As demonstrators across Mexico take to the streets to protest the government’s involvement in the September 2014 disappearance of forty-three students in Iguala, Guerrero, a case bearing many of the same grim hallmarks is getting renewed attention.
In August 2010, the Zetas cartel abducted and killed seventy-two people pulled from buses traveling the highways near San Fernando, Tamaulipas, a town more than 1,000 kilometers northeast of Guerrero. In April of the next year, the remains of 193 people were discovered buried in dozens of mass graves in the same part of the state.
Seventeen San Fernando police officers were arrested and seven indicted in connection with the disappearances. But the details of the investigation remained under wraps until last month, when the Procuraduría General de la República, Mexico’s attorney general’s office, declassified a key document detailing the government’s findings. Released under Mexico’s transparency law at the request of the National Security Archive, a pro-transparency group based in Washington, DC, the three-page memo offers a small window into the secretive workings of the country’s justice system.
As in the Iguala case, federal authorities suspected that local officials helped organize the killings. We now know that those early suspicions were well grounded. Produced by the Subprocuraduría Especializada en Investigación de Delincuencia Organizada (SEIDO)—an investigative unit that focuses on organized crime—the memo describes a robust and routine pattern of narco-police collaboration in San Fernando. Captured Zetas told investigators that police acted as lookouts for the group, helped with “the interception of persons,” and turned a blind eye to their illegal activities.

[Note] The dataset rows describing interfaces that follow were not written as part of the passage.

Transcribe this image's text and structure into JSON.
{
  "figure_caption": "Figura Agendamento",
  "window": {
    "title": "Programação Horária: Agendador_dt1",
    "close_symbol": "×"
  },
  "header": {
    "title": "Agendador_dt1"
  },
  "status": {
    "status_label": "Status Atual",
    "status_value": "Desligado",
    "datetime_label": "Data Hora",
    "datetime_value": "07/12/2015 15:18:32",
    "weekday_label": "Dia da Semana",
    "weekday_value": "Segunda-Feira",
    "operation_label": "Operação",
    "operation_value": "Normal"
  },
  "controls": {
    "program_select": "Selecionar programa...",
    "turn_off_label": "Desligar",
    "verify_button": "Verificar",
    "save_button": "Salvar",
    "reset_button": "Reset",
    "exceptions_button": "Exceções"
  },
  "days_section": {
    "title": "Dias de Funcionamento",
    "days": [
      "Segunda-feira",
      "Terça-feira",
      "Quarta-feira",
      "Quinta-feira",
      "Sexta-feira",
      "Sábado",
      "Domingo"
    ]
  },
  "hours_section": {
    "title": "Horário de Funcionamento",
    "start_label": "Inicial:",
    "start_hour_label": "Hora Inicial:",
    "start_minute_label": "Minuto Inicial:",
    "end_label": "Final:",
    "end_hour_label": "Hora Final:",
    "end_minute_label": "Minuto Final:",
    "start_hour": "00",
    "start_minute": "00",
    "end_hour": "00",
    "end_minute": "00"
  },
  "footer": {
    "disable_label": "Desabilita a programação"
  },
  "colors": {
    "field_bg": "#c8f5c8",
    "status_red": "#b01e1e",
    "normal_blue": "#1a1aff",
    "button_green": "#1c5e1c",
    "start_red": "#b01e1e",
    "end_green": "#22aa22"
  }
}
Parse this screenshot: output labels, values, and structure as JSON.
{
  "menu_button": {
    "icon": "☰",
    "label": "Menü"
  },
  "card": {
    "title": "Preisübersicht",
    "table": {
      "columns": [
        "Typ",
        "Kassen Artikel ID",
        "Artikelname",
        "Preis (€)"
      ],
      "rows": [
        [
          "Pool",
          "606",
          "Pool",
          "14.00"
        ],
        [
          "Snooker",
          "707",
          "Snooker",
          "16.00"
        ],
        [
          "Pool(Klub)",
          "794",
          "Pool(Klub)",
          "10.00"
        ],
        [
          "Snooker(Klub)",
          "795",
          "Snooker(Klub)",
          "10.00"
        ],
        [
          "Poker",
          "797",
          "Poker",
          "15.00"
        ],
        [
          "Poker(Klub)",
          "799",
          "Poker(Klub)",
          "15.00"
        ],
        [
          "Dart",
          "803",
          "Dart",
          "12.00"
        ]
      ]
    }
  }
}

“I know that police and transit officials in San Fernando help the Zetas organization,” testified Álvaro Alba Terrazas, one of the seventeen police officers detained. “Rather than take detainees to the Pentágano, which is to say the municipal jail, they would deliver them to the Zetas.” Terrazas also identified two other San Fernando cops on the Zetas’ payroll. The statement excerpted in the memo does not specify which prisoners were handed over to the Zetas or why.
One Zeta member captured in the months following the discovery of the gravesites told authorities that the cartel screened all buses passing through the region for passengers with ties to the rival Gulf Cartel. “Every day a bus would come, and every day we would pull the people off and investigate them,” said Edgar Huerta Montiel, also know as “El Wache.” Huerta said the Zetas would scan passengers’ cellphones and text messages for evidence linking them to the rival group. “Those that had nothing to do with it were freed, and those that did were killed.”